■ Exercise instructions
Copy each line below that contains "grænt".

************

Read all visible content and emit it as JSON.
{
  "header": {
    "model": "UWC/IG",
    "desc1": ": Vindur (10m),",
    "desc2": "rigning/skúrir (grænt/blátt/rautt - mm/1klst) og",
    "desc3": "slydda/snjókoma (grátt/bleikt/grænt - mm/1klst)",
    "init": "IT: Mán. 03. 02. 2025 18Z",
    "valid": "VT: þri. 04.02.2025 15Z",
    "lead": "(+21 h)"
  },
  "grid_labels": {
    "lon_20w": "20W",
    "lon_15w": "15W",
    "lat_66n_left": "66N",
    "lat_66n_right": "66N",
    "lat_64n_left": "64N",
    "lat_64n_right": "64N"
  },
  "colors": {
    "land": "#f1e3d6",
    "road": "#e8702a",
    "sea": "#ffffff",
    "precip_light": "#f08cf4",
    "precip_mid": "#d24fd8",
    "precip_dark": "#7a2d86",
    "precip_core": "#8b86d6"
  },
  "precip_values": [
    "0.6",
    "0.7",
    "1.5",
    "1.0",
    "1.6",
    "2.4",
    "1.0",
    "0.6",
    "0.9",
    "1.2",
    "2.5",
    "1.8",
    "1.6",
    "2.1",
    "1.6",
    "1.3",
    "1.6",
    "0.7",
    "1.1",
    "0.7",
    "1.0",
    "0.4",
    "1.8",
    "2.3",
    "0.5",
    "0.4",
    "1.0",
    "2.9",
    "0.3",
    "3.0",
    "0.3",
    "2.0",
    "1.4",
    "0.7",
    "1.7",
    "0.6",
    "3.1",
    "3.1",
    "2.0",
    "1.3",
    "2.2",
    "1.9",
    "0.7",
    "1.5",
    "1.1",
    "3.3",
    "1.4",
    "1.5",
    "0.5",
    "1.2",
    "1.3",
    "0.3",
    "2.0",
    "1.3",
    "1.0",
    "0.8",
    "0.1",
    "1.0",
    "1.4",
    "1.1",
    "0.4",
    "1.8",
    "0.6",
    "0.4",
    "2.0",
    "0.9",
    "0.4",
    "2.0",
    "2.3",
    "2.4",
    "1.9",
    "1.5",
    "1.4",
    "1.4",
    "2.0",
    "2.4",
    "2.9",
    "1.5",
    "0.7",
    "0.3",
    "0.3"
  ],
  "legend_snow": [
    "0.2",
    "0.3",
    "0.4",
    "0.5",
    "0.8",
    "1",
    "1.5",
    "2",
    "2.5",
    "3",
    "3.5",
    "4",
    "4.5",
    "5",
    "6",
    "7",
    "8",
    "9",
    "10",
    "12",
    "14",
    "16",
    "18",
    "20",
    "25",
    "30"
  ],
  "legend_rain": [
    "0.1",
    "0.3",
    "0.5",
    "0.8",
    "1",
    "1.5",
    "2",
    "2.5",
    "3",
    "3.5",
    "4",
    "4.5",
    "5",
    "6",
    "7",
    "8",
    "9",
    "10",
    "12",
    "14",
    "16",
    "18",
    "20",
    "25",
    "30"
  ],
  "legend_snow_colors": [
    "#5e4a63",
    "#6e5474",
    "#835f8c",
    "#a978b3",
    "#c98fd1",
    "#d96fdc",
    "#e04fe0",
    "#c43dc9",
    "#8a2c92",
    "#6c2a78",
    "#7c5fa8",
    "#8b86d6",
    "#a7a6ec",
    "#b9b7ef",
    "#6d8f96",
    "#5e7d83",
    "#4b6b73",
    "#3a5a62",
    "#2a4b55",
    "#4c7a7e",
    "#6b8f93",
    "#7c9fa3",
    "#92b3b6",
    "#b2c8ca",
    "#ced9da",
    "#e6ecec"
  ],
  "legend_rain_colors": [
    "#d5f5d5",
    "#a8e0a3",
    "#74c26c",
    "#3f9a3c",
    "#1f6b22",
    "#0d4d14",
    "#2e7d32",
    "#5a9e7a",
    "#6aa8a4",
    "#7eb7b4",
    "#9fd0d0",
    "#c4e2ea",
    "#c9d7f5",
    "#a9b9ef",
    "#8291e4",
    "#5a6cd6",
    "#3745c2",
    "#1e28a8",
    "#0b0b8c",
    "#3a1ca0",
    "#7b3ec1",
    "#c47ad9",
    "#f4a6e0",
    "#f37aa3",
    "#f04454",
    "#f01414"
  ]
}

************

■ Reply
    "desc2": "rigning/skúrir (grænt/blátt/rautt - mm/1klst) og",
    "desc3": "slydda/snjókoma (grátt/bleikt/grænt - mm/1klst)",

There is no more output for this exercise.